Pick out and copy every line below that has the word "heftpd".
───── Exercise data
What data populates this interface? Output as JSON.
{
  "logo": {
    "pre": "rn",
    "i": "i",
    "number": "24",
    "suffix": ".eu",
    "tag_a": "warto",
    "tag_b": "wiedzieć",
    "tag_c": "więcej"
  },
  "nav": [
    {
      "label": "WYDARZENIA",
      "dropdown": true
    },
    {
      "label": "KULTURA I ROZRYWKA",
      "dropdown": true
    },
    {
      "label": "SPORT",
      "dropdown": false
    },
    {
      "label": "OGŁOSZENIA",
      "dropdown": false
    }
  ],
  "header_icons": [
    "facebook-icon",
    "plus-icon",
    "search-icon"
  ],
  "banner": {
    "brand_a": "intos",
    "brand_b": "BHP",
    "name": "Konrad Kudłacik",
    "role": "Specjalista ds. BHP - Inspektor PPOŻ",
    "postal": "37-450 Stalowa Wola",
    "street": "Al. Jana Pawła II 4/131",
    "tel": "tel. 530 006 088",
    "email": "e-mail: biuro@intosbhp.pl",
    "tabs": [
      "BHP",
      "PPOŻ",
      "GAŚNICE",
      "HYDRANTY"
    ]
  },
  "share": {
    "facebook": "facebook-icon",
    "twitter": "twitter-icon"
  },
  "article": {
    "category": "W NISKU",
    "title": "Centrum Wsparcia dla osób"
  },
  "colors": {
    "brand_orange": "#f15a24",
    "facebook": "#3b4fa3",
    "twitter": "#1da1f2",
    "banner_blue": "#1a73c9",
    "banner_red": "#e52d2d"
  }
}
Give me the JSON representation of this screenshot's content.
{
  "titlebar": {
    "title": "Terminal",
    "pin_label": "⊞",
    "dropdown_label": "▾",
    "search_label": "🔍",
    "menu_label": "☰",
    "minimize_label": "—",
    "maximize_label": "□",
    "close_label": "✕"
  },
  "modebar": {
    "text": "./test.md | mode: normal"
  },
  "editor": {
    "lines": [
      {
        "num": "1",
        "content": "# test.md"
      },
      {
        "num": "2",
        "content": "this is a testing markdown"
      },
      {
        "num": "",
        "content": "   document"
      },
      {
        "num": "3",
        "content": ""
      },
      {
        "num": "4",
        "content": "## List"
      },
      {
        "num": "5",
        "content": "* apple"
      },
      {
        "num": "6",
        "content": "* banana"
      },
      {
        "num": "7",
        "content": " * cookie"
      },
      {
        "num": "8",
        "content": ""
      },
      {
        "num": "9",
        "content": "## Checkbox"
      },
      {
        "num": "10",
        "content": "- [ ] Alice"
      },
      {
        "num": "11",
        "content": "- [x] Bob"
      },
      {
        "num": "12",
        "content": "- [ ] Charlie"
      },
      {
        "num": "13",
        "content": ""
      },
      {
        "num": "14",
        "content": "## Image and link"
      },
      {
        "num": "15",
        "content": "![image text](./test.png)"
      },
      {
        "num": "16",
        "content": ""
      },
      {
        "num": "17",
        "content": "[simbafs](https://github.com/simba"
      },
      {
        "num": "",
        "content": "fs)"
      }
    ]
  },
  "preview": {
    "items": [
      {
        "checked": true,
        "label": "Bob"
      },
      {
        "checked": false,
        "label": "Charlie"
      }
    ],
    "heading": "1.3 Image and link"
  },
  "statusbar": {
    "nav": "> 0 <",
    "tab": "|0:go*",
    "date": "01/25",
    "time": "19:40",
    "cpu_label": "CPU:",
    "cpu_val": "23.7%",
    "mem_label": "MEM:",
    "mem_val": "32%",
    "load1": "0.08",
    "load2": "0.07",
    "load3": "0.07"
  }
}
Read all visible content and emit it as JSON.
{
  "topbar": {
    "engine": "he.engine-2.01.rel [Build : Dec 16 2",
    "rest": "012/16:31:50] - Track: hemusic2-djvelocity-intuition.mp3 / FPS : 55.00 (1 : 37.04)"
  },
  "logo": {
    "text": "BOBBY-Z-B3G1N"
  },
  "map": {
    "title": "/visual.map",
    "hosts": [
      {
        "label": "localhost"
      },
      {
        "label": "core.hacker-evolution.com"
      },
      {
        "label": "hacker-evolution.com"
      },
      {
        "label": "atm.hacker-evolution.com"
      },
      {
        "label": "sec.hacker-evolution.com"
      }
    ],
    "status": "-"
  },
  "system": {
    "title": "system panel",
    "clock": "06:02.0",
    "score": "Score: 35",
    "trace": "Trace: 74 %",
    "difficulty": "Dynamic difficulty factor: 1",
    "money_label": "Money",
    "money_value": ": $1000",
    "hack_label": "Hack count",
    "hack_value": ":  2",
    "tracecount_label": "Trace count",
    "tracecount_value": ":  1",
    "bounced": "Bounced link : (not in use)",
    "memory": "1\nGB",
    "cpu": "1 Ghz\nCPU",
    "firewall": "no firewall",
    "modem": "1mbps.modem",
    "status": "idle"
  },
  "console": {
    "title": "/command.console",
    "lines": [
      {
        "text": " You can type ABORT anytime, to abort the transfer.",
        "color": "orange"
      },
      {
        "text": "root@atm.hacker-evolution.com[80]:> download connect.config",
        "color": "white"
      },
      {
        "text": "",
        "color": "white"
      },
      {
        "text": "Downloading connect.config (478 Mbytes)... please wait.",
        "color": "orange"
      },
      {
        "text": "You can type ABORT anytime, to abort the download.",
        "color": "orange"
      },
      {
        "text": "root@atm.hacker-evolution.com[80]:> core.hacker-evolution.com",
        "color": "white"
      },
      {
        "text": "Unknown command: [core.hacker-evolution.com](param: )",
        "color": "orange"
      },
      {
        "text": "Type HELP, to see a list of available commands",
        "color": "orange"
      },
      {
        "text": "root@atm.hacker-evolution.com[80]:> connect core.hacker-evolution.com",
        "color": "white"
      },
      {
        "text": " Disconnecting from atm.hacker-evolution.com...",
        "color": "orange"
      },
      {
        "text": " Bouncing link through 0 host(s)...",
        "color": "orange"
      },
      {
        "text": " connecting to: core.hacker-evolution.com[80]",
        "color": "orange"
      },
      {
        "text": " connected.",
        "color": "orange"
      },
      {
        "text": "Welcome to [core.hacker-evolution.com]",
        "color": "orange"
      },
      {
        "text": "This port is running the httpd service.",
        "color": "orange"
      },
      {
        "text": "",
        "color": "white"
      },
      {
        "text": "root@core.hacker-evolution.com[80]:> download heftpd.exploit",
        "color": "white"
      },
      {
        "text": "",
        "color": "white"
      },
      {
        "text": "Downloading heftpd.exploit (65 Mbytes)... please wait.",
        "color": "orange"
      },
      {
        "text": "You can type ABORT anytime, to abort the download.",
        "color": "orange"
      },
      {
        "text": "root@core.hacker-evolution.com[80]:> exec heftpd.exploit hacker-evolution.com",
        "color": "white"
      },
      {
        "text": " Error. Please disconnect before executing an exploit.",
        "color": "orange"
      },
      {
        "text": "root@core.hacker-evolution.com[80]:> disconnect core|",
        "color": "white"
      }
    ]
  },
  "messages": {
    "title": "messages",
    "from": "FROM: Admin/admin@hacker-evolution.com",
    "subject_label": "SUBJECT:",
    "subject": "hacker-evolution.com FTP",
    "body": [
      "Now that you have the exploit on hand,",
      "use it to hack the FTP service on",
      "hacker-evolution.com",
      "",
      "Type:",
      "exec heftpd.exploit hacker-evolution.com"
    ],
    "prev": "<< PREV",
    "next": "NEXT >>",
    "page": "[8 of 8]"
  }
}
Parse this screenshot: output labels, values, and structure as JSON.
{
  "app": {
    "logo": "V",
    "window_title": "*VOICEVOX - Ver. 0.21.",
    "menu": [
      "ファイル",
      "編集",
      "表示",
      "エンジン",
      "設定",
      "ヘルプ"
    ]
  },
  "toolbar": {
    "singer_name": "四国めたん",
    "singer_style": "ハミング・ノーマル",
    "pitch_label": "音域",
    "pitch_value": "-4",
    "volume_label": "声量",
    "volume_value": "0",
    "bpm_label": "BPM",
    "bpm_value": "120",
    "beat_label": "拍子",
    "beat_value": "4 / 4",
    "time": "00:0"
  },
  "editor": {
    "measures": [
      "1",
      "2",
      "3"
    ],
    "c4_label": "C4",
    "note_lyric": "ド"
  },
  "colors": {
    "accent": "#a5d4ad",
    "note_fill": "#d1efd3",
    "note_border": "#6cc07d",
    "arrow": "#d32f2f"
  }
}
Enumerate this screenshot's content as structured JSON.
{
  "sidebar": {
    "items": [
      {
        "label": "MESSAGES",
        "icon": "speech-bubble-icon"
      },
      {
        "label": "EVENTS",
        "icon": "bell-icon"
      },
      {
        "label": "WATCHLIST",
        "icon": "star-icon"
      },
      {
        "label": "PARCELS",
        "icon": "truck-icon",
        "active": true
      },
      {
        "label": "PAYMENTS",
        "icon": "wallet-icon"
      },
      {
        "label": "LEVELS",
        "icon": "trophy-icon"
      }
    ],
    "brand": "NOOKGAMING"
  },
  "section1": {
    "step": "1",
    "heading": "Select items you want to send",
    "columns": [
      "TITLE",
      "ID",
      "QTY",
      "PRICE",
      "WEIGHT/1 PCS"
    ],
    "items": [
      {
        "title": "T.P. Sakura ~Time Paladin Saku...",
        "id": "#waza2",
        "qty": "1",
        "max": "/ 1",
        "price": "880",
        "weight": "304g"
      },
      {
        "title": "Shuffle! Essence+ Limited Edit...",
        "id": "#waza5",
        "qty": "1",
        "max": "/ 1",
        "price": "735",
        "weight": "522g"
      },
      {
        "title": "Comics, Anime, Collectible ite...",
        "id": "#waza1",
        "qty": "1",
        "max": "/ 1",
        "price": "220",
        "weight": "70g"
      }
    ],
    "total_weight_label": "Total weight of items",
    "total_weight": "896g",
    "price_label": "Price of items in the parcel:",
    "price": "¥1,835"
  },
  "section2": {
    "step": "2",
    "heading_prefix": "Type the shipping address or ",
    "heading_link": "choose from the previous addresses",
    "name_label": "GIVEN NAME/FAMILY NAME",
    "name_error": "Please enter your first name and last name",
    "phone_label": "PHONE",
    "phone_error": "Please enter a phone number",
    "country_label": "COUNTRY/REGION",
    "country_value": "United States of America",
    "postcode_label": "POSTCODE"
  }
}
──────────
**Output for this exercise**
        "text": "root@core.hacker-evolution.com[80]:> download heftpd.exploit",
        "text": "Downloading heftpd.exploit (65 Mbytes)... please wait.",
        "text": "root@core.hacker-evolution.com[80]:> exec heftpd.exploit hacker-evolution.com",
      "exec heftpd.exploit hacker-evolution.com"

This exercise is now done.